JPSM and GVPT alumni are running The Washington Post News Polling Team, and are now looking for their fourth CDCE fellow

Through a unique partnership between the University of Maryland’s Department of Government and Politics (GVPT) and The Washington Post’s News Polling team—a.k.a. Scott Clement, JPSM M.S. ’17, and Emily Guskin, GVPT ’06—GVPT graduate students are able to get hands-on experience taking the pulse of American opinion.

Three students—Jared McDonald M.A. ’15, Ph.D. ’19; Alauna Safarpour, Ph.D. ’21; and William Bishop M.A. ’20—have participated in the program so far, and now, the department professors who created the program, Mike Hanmer and Stella Rouse, are looking for a lucky fourth. 

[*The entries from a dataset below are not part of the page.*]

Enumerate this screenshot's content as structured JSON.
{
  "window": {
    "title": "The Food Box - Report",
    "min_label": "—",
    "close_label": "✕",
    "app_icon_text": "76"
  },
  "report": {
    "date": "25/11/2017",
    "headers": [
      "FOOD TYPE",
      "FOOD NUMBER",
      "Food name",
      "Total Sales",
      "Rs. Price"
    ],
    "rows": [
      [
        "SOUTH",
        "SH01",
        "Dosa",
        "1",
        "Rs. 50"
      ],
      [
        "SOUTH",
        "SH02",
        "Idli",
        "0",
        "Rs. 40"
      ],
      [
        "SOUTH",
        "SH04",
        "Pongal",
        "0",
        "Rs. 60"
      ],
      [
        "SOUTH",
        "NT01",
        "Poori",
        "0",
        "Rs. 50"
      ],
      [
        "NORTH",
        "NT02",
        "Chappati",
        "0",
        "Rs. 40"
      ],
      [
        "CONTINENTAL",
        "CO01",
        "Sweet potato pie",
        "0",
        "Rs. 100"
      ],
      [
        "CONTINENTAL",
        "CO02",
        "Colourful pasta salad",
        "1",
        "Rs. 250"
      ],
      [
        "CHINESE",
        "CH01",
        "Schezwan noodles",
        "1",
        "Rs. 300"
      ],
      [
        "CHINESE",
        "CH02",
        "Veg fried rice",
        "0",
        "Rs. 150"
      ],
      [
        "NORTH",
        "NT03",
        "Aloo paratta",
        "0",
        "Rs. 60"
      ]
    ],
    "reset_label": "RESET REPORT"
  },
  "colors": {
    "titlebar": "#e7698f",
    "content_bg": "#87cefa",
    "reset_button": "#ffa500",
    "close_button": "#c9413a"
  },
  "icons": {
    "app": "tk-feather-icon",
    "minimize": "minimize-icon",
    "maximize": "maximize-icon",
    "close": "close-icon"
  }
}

“We are able to provide hands-on experience working on surveys from start to finish for a lot of our students, but the fellowship with The Post increases the volume incredibly so,” explained Hanmer, who also serves as the research director of the Center for Democracy and Civic Engagement (CDCE). “In academia we write for a pretty narrow audience, but a newspaper has a much broader audience and the pace is so much quicker.”

The speed of the newsroom seed was actually Bishop’s favorite part of the experience.

Photos of Spring 2022 Washington Post papers

“It really opened my eyes to nonacademic careers; before, I was just focused on being a professor,” said Bishop, who participated in the program this past fall and is on track to graduate with his Ph.D. in American Politics next spring. “A lot of times, as academics, we might have these projects that are very important but they take so many years to come to completion, so Emily and Scott being able to ask important questions about how people feel about the current economy, for example, that’s something that really appealed to me.” 

Asking Americans questions that fellows find interesting has been encouraged since the program’s start, as evidenced by McDonald’s recollection of his spring 2018 fellowship. 

“I was empowered to take ongoing research projects and pursue avenues of inquiry I found especially interesting,” the Stanford University postdoctoral researcher said. “My primary interests are in public opinion and voting behavior, so getting to work with journalists whose job it is to communicate the preferences of the American electorate to a broad audience was an incredible opportunity.”


BSOS JPSM alumnus Scott Clement

Scott Clement, JPSM M.S. ’17

The “incredible opportunity” seems to work both ways. Fellows are paid for 20 hours per week during the course of 10 weeks for their contributions—thanks to contributions from both The Post and the BSOS Dean’s Office—and Clement and Guskin gain from the experience, too. 

“It really is fortuitous to be working with the fellows at that stage in their career. They are getting a lot of vital training at the University of Maryland, they bring a lot of technical capability, and their ideas are very fresh in terms of how to approach things,” said Clement. “It’s a constant challenge when conducting research to come up with new ideas on what to look into and new ways of looking into the challenges we always face. The fellows help bring some of those ideas to our team.” 


BSOS GVPT alumna Emily Guskin

Emily Guskin, GVPT ’06

“Plus it’s fun talking about stuff that we all did on and around campus,” added Guskin, who worked as a BSOS peer advisor as an undergrad. “It’s a nice commonality that we all have, and it's cool to connect with current BSOS students and see the commonalities between the coursework they are taking as Ph.D. students—or teaching, or researching—with coursework that I had quite some time ago as an undergrad BSOS major.” 

Safarpour, a March-November 2020 participant who is now a postdoctoral fellow at Harvard University’s Shorenstein Center on Media, Politics and Public Policy, said some of those very UMD experiences are what prepared her for her time at the paper. 

“Between the courses offered at JPSM, the graduate public opinion seminars offered by GVPT, my research assistant work on the University of Maryland’s Critical Issues Poll, and my research assistant work for the Center for American Politics and Citizenship (now the Center for Democracy and Civic Engagement), I had good theoretical and empirical background going into the fellowship, which helped me keep up with the fast-paced environment of news polling,” she said. “The fellowship at The Post was fantastic preparation for the work I am doing now.” 

That sentiment, leaving the fellowship better equipped than they were upon entry, is shared by all past participants. 

“I am very pleased that a number of our highly talented students were able to take advantage of this opportunity. I believe it has strengthened their CVs and by extension the breadth of employment opportunities they can pursue,” said Rouse, CDCE director. “We hope to continue this partnership for years to come, as a way to recruit graduate students and offer them an experience they cannot get in other graduate programs.”

At least in theory, continuing the partnership shouldn’t be an issue.

“The beauty of this industry is that there is always something to ask Americans about,” Guskin said.

To apply for the next Fellowship in News Polling, email mhanmer [at] for more information. Applications are due at noon on Friday, March 25. 

The building and newspaper photos are by Emily Guskin. Scott Clement and Emily Guskin's headshots are provided by "The Washington Post."

This article originally appeared here, on the BSOS website.

Washington Post Headquarters in DC.